Friday, October 14, 2011

EDITORIAL >>Big banks robbing us

Don’t tell us that the laws aren’t written for the big guys. The payday lenders are back in Arkansas charging everything from 120 percent interest to highway robbery. But this time, they are some of the nation’s biggest banks and it’s all perfectly legal.

It took 10 years, but the state succeeded two years ago in chasing out all the loan sharks who were making “payday” loans at interest rates 10 to 20 times the rate (17 percent) allowed by the Arkansas Constitution. Attorney General Dustin McDaniel harassed the payday lenders and the Arkansas Supreme Court finally—finally!—just flatly ruled that it was all illegal. It took a few months after that for McDaniel to shutter the last storefront lender.

The payday lenders took advantage of people desperately needing a little cash by contracting with them to advance them a few hundred dollars in exchange for a big chunk of their next paycheck. People would get trapped in the cycle and have to renew the loan, each time at usurious rates.

Now, three of the nation’s largest banks—Regions, US Bank and Wells Fargo—are offering their customers the same deal. The interest runs from 120 to 500 percent. That clearly violates the state Constitution, but it’s permissible under the Gramm-Leach financial deregulation law of 1999. That was the Republican law, written by Sen. Phil Gramm, R-Texas, that pretty much told the financial houses to go do their thing and the federal government wouldn’t be watching anymore. We know how that turned out on a national scale.

One provision allows the payday lending in states like Arkansas. An out-of-state bank can charge whatever interest rate it chooses in Arkansas regardless of the state’s restrictions as long as that interest rate is permissible in the bank’s home state. Federal law, of course, trumps state law, so the lending practices are legal. The banks insist that the huge charges are not interest rates but “fees.” The state Supreme Court has always said fees were a sham. You can call it whatever you like but it is interest.

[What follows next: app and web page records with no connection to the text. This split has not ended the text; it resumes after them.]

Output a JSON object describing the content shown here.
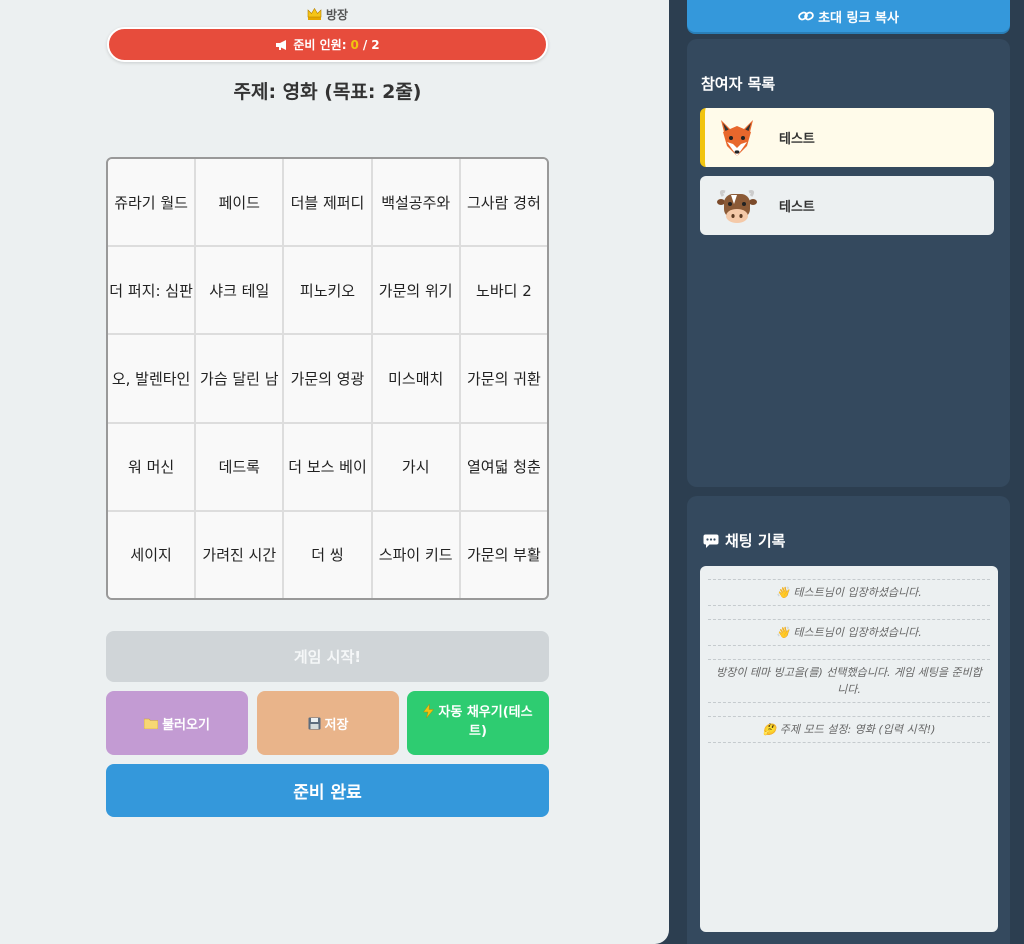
{
  "header": {
    "host_label": "방장",
    "ready_label": "준비 인원:",
    "ready_current": "0",
    "ready_sep": " / ",
    "ready_total": "2",
    "topic": "주제: 영화 (목표: 2줄)"
  },
  "board": [
    "쥬라기 월드",
    "페이드",
    "더블 제퍼디",
    "백설공주와",
    "그사람 경허",
    "더 퍼지: 심판",
    "샤크 테일",
    "피노키오",
    "가문의 위기",
    "노바디 2",
    "오, 발렌타인",
    "가슴 달린 남",
    "가문의 영광",
    "미스매치",
    "가문의 귀환",
    "워 머신",
    "데드록",
    "더 보스 베이",
    "가시",
    "열여덟 청춘",
    "세이지",
    "가려진 시간",
    "더 씽",
    "스파이 키드",
    "가문의 부활"
  ],
  "buttons": {
    "start": "게임 시작!",
    "load": "불러오기",
    "save": "저장",
    "auto_fill": "자동 채우기(테스트)",
    "ready": "준비 완료",
    "invite": "초대 링크 복사"
  },
  "players": {
    "title": "참여자 목록",
    "list": [
      {
        "name": "테스트",
        "avatar": "fox-icon"
      },
      {
        "name": "테스트",
        "avatar": "cow-icon"
      }
    ]
  },
  "chat": {
    "title": "채팅 기록",
    "messages": [
      "👋 테스트님이 입장하셨습니다.",
      "👋 테스트님이 입장하셨습니다.",
      "방장이 테마 빙고을(를) 선택했습니다. 게임 세팅을 준비합니다.",
      "🤔 주제 모드 설정: 영화 (입력 시작!)"
    ]
  },
  "colors": {
    "ready_bar": "#e74c3c",
    "ready_count": "#f1c40f",
    "primary": "#3498db",
    "auto_fill": "#2ecc71",
    "load": "#c39bd3",
    "save": "#e9b48a",
    "panel": "#34495e"
  }
}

McDaniel has been suing online payday lenders in Arkansas and he’s studying what he can do about the big banks. The answer is, probably nothing, though we hope he is resourceful and finds a way. It is going to take action by the U.S. Congress to restore the protections for Arkansas people, and that is a virtual impossibility. The big drive in Congress now by the tea-party evangels and others is to get rid of the few protections for consumers put into the financial regulation act that Congress passed last year, the so-called Dodd-Frank law.

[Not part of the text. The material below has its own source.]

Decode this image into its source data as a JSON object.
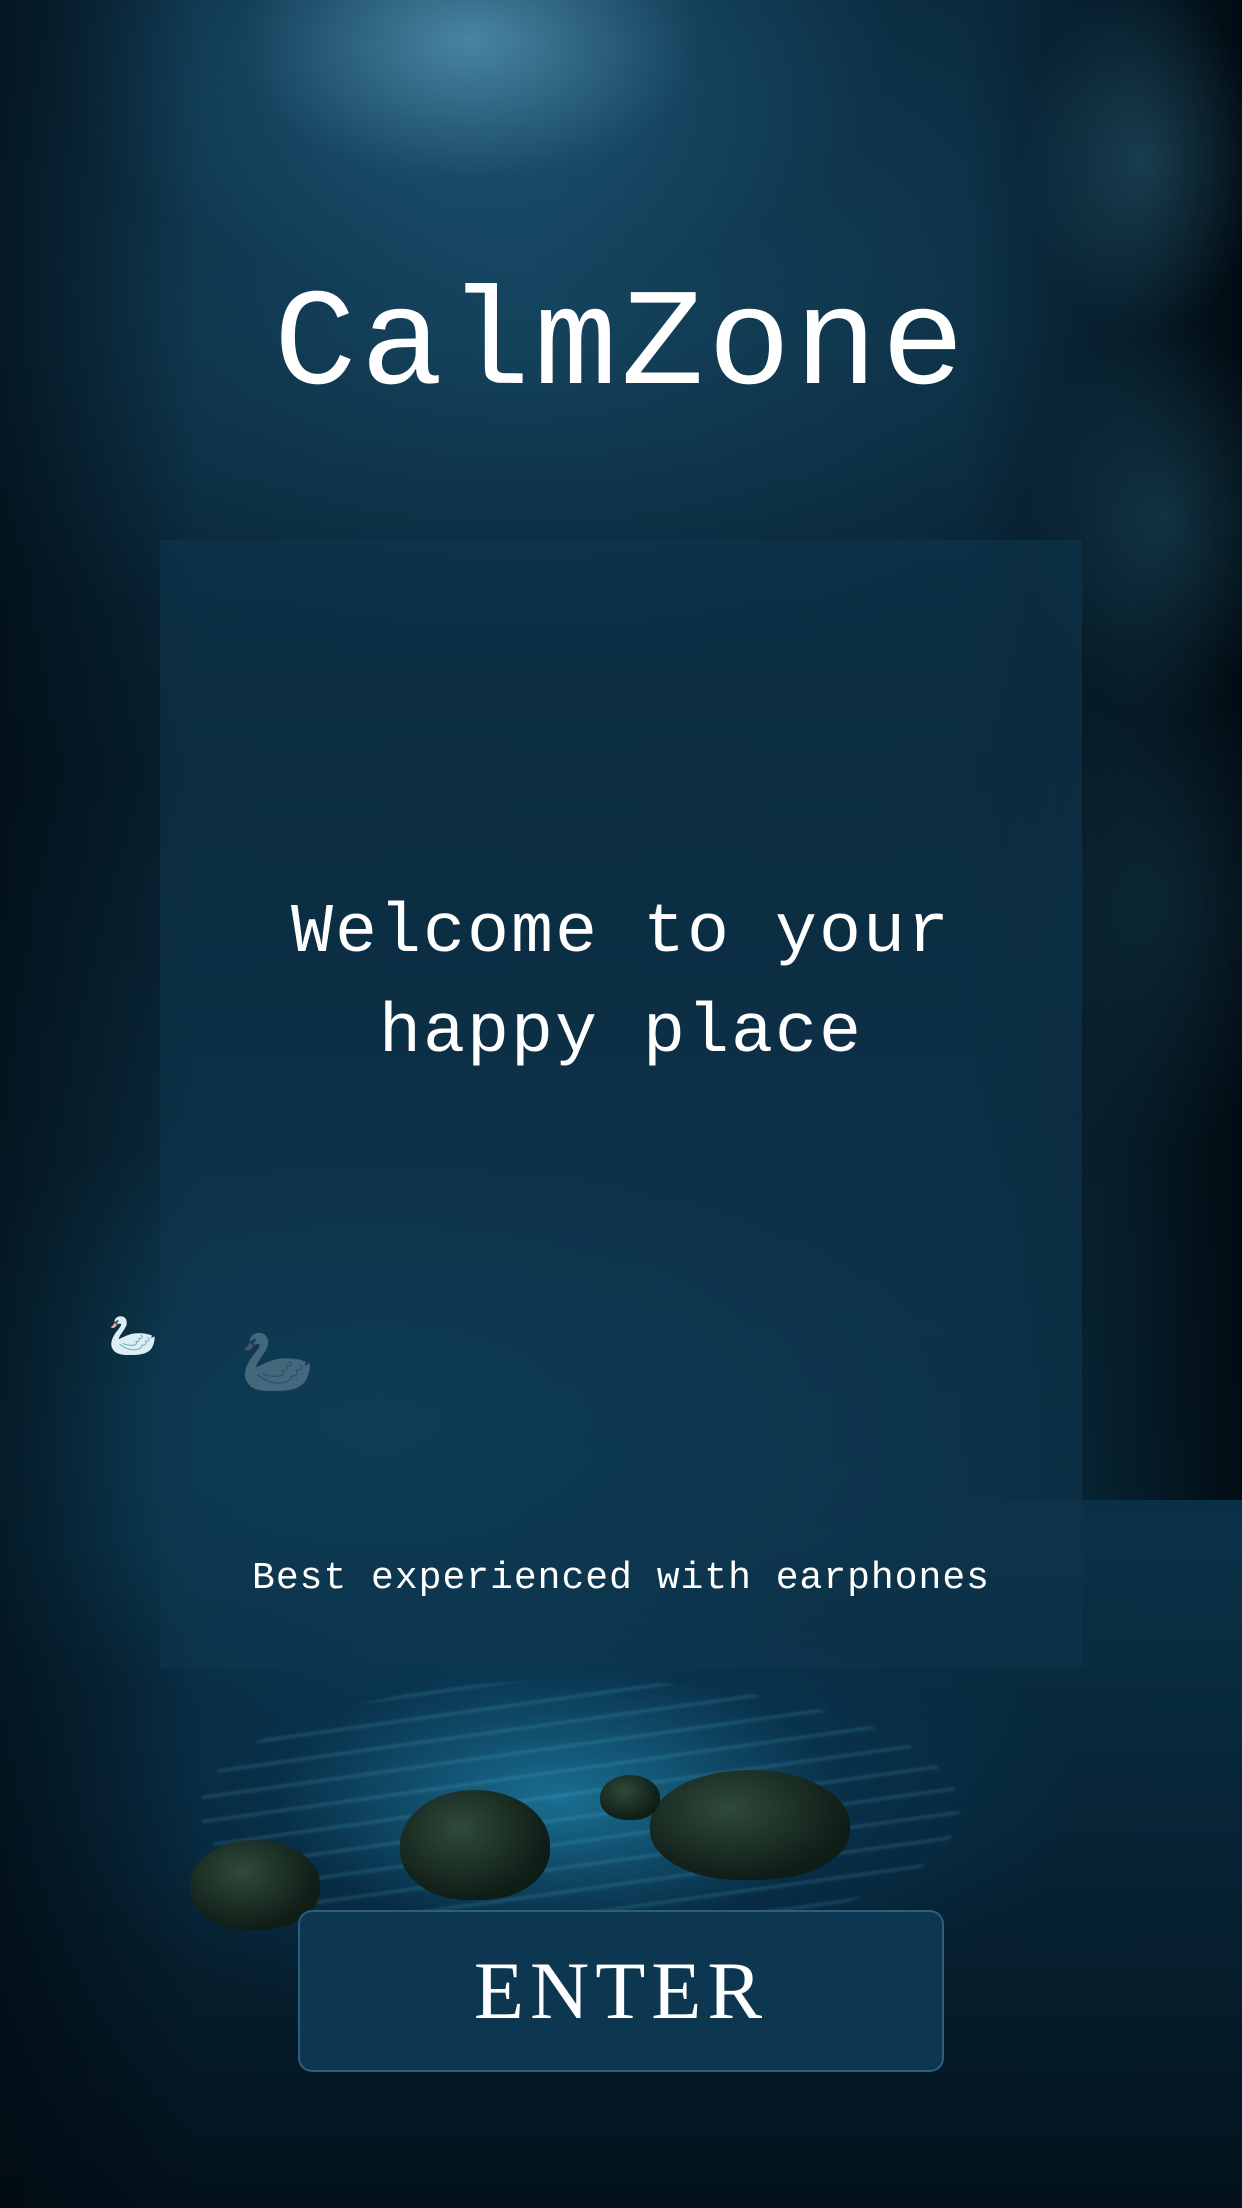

Put another restriction on the bankers just to protect a few poor saps in Arkansas? No way. Just ask the members of our own congressional delegation—any of them. They know from whence the campaign money flows. —Ernie Dumas